Austrian Scientists Identify Living Relatives of Oetzi the 5,300 Year-Old Iceman
He may have lived during the Neolithic, otherwise known as the New Stone Age, but the frozen corpse of a man found in the Italian Alps back in 1991 has enabled scientists to determine that nineteen Tyrolean men alive today are related to this ancient human. His body preserved in ice, has enabled scientists to discover a great deal about Europeans in the Neolithic, called Oetzi by the scientists, the genome of this individual has now been fully mapped and studies of the male population of the Tyrol reveals that a number can be identified as living descendants.
The ancestry was established by DNA analysis carried out by researchers from the Institute of Legal Medicine at Innsbruck Medical University (Austria). The body of a middle-aged man was found in the Italian Alps more than twenty years ago. At first, it was thought that the corpse was that of a climber who had got into difficulties and perished on the mountain, but tests later revealed that this was the remains of a man who had lived more than five thousand years ago.
International researchers have studied the body and those artefacts found with it, team members at Everything Dinosaur have written a number of articles regarding the progress of the research that reveals such fascinating insights into this person’s eye colour, their lactose intolerance and their predisposition to heart disease.
To read a recent article on Oetzi the Iceman: Iceman Reveals His Secrets.
As far as Everything Dinosaur team members can tell, the related individuals were identified from tests on blood donors in the Tyrol region. These men have not been informed about their relationship to Oetzi, whom, according to some researchers may have been a tribal chief.

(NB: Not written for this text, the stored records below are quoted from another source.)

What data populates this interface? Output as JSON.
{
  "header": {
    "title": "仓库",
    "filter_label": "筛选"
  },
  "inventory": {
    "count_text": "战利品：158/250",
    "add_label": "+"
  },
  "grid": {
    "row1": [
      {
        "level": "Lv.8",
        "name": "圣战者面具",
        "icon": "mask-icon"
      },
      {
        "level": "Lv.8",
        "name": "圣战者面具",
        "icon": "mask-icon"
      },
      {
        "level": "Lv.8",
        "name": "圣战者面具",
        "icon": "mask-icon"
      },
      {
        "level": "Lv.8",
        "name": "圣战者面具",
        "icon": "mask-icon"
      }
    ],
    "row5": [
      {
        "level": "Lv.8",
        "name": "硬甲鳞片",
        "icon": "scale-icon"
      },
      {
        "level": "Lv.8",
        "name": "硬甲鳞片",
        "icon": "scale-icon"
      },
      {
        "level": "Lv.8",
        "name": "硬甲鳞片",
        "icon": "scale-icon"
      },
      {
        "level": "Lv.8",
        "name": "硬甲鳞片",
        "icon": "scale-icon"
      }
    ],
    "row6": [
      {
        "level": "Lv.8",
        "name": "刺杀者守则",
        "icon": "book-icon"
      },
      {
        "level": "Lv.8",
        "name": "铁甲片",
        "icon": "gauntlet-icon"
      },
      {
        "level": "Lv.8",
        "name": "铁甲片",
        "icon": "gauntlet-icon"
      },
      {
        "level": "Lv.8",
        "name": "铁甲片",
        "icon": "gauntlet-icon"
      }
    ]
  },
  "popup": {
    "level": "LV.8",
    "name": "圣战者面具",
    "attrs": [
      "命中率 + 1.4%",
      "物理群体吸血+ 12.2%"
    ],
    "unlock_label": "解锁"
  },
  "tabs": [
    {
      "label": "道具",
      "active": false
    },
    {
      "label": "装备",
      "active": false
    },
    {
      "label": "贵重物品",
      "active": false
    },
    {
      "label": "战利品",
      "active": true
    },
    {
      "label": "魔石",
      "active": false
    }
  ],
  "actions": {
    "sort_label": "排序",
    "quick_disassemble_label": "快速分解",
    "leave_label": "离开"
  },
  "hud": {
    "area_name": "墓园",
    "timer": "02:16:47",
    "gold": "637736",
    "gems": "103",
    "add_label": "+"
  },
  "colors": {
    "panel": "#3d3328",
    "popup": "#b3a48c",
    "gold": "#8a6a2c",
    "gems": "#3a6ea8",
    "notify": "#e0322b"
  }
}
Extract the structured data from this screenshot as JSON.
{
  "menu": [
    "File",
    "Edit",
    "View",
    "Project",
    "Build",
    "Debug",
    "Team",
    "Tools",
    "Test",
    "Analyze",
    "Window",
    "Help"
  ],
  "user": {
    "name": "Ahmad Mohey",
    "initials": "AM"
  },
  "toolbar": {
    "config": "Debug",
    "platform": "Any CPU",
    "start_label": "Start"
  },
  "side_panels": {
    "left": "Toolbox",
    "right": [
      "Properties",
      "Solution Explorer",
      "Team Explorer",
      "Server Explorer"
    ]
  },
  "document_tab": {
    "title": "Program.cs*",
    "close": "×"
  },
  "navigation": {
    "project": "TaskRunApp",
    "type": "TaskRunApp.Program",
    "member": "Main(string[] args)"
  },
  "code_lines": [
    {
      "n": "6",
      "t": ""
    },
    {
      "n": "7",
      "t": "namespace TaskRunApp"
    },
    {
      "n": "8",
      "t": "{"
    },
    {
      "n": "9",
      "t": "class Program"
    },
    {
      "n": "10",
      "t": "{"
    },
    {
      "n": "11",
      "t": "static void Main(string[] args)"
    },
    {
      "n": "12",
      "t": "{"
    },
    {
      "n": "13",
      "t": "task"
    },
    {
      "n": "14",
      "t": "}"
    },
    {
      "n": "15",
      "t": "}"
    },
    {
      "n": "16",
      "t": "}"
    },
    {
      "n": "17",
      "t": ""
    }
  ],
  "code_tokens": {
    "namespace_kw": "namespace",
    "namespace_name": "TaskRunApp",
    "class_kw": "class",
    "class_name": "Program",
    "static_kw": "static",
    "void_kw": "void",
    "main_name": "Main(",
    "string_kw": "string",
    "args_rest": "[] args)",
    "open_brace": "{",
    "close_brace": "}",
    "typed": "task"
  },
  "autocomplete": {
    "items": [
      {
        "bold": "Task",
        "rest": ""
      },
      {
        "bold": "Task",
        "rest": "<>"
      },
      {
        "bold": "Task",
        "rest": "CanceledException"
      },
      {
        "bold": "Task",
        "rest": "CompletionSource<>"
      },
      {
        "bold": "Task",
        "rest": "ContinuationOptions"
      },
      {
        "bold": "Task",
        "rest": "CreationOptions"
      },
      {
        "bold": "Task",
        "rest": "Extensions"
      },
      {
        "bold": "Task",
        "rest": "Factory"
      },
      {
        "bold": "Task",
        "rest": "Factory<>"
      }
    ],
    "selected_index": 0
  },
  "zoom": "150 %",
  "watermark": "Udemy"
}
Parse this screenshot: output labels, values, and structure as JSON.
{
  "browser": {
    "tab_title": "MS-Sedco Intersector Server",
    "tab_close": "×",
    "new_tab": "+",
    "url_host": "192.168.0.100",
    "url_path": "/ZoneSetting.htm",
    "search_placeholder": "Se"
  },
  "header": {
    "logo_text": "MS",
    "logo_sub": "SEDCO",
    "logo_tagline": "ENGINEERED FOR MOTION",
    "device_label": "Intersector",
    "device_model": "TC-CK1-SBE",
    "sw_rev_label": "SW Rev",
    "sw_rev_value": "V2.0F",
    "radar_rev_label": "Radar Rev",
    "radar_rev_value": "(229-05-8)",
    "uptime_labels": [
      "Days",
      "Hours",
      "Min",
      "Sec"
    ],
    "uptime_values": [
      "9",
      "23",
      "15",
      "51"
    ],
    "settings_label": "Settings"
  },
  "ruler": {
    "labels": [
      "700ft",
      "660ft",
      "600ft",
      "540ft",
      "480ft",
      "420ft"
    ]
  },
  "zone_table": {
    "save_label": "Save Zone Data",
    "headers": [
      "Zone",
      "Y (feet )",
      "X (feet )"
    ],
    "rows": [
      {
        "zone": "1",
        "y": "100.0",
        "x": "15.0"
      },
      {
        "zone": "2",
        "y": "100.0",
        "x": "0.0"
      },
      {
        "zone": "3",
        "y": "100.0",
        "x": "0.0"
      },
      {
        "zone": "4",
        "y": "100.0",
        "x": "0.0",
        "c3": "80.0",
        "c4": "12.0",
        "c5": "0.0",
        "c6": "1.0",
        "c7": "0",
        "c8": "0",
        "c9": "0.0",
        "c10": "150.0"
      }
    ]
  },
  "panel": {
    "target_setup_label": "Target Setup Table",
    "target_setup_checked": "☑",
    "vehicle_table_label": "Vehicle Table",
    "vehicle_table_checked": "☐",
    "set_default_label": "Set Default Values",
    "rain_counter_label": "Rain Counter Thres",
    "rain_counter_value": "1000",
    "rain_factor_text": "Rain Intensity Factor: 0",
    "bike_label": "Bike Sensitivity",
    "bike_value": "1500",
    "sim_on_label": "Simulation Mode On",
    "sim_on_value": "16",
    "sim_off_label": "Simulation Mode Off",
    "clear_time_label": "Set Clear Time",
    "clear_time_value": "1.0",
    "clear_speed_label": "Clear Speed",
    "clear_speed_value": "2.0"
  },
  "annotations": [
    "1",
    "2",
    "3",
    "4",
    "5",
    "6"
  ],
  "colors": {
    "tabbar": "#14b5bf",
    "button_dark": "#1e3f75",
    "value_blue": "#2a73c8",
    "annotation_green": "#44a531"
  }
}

The Austrian Press Agency states that a particular, distinct genetic mutation was matched between the Iceman and the nineteen men. Scientists from the Institute of Legal Medicine of the Innsbruck Medical University are confident that more related males will be found when tests are carried out on blood samples from males living in the Swiss region of Engadine and from the South Tyrol of Italy.
The genetic mutation that permitted the connection between a Stone Age man and people living today, is quite rare in modern populations. Of the 3,700 samples of blood tested less than 0.52% of the population had the mutation. Women were not included in this particular research project, as a different procedure would have been required to match their genes and confirm the ancestral connection. Oetzi is the oldest, natural European mummy found to date and as such he has permitted scientists an unprecedented window into the world of New Stone Age people at around 3,300 BC.
Intriguingly, an arrow head was found embedded in his body, was this an old wound or was this how he was killed.? Researchers still debate whether he died approximately where his corpse was found or was he taken up the mountain pass to be buried by members of his tribe?